Input for this task
==*==
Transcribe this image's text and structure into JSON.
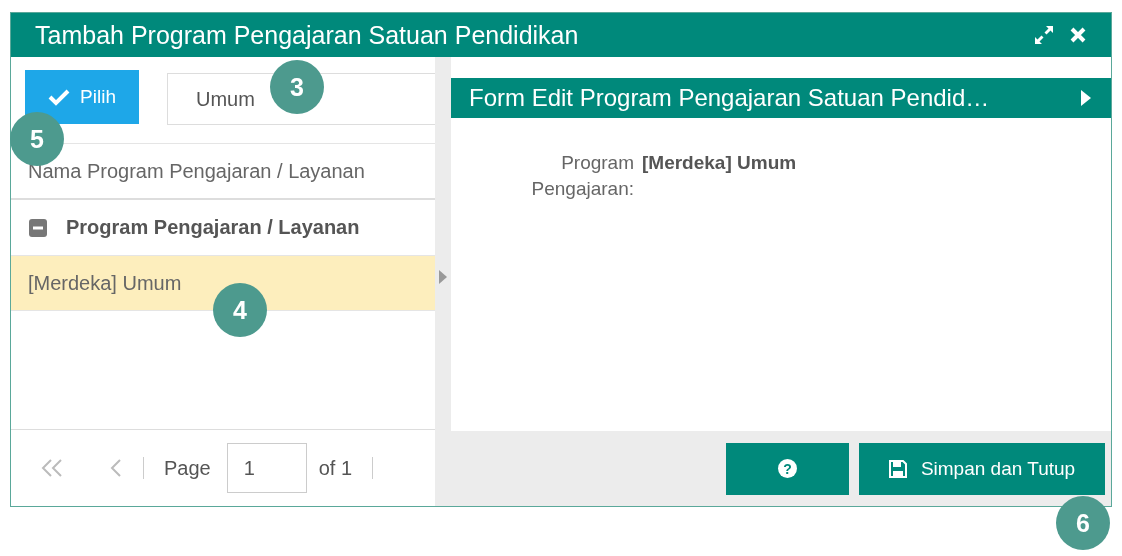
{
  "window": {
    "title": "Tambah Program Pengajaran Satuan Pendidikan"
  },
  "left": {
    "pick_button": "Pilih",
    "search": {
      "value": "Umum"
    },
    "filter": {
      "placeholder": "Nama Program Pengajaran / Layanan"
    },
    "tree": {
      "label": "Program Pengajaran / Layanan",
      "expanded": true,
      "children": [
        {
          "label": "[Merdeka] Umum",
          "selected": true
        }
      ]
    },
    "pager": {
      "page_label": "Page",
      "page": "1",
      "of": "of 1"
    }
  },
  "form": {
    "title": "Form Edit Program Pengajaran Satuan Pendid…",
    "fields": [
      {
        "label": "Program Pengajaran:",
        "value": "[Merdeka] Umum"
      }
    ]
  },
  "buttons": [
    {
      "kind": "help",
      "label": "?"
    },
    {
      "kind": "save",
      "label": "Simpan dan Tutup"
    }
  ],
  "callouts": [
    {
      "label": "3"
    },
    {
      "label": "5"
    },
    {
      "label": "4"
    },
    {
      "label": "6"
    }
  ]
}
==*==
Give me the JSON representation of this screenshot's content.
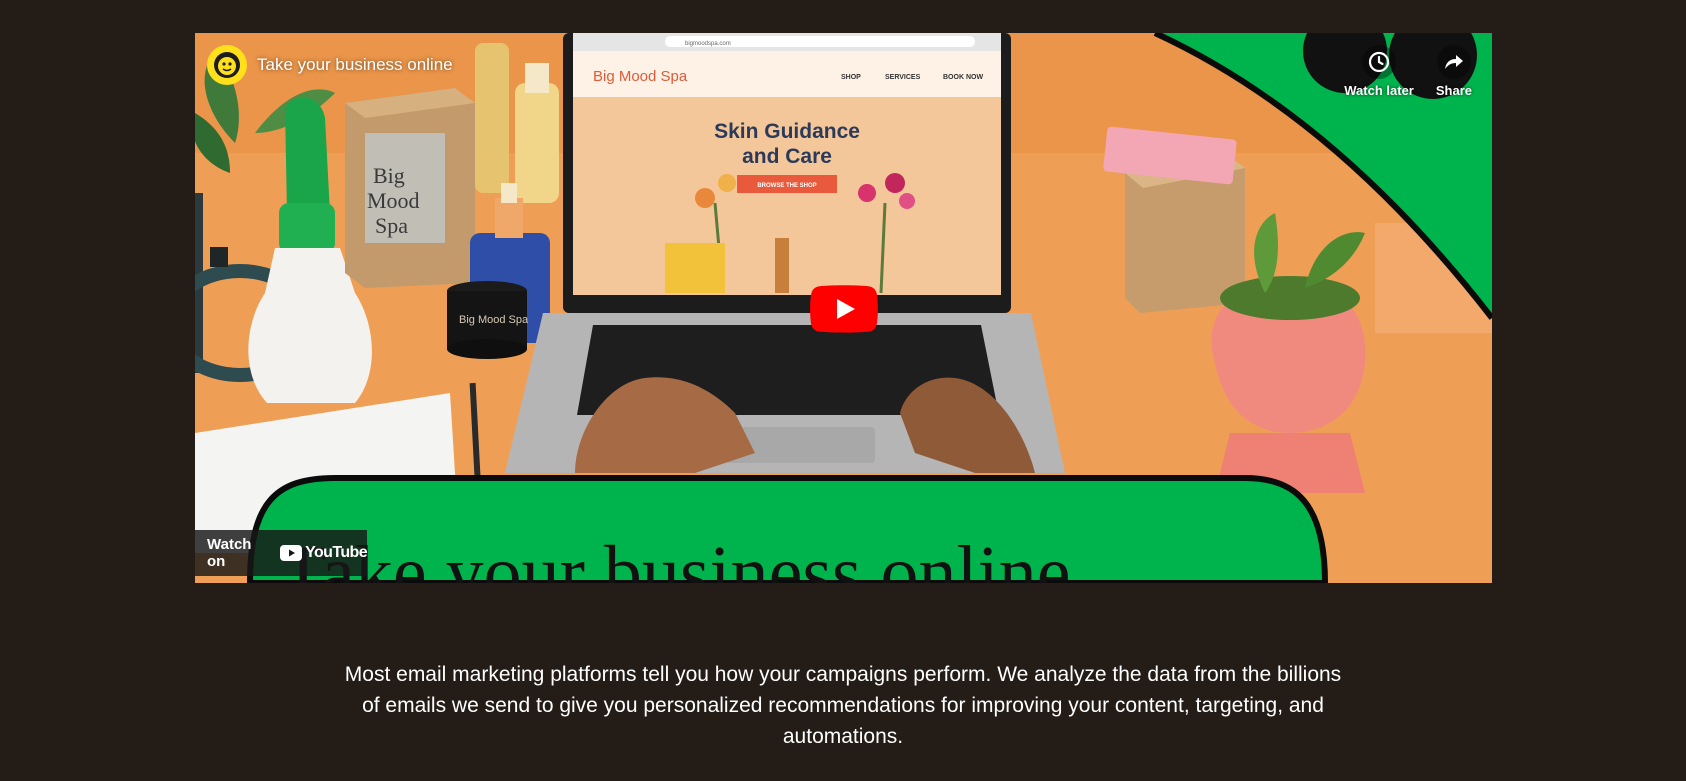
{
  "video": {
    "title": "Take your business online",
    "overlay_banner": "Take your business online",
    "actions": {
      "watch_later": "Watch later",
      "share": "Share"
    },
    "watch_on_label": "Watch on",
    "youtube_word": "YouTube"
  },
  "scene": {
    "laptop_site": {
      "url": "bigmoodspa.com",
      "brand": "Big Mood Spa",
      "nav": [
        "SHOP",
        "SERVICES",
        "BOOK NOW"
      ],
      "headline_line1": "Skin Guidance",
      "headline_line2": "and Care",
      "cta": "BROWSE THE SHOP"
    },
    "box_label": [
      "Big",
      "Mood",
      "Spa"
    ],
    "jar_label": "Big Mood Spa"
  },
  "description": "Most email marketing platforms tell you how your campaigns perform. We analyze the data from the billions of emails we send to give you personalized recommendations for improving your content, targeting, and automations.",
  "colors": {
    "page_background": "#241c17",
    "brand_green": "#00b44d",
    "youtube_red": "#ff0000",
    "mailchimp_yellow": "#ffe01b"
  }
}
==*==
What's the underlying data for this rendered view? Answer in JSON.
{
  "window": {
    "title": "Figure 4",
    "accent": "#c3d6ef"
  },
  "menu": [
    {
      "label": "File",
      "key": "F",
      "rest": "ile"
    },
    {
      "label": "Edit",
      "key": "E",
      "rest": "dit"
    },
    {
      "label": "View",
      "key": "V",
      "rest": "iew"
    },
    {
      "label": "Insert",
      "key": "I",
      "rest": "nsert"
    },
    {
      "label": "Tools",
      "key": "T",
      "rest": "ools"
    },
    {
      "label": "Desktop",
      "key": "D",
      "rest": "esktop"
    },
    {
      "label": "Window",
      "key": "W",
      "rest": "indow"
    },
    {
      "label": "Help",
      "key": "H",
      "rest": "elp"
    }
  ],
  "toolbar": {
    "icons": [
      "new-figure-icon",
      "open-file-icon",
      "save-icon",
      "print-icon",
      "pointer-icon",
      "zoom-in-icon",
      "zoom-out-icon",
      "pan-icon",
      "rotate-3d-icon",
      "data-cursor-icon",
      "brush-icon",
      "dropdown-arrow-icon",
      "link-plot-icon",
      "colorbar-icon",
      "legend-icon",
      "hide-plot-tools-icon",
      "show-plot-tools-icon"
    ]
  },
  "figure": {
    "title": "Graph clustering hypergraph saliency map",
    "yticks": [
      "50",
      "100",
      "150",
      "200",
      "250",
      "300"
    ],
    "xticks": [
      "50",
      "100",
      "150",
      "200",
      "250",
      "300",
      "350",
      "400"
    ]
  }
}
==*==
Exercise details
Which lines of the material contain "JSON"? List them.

Reply to the exercise
Transcribe this image's text and structure into JSON.
Give me the JSON representation of this screenshot's content.
What's the underlying data for this rendered view? Answer in JSON.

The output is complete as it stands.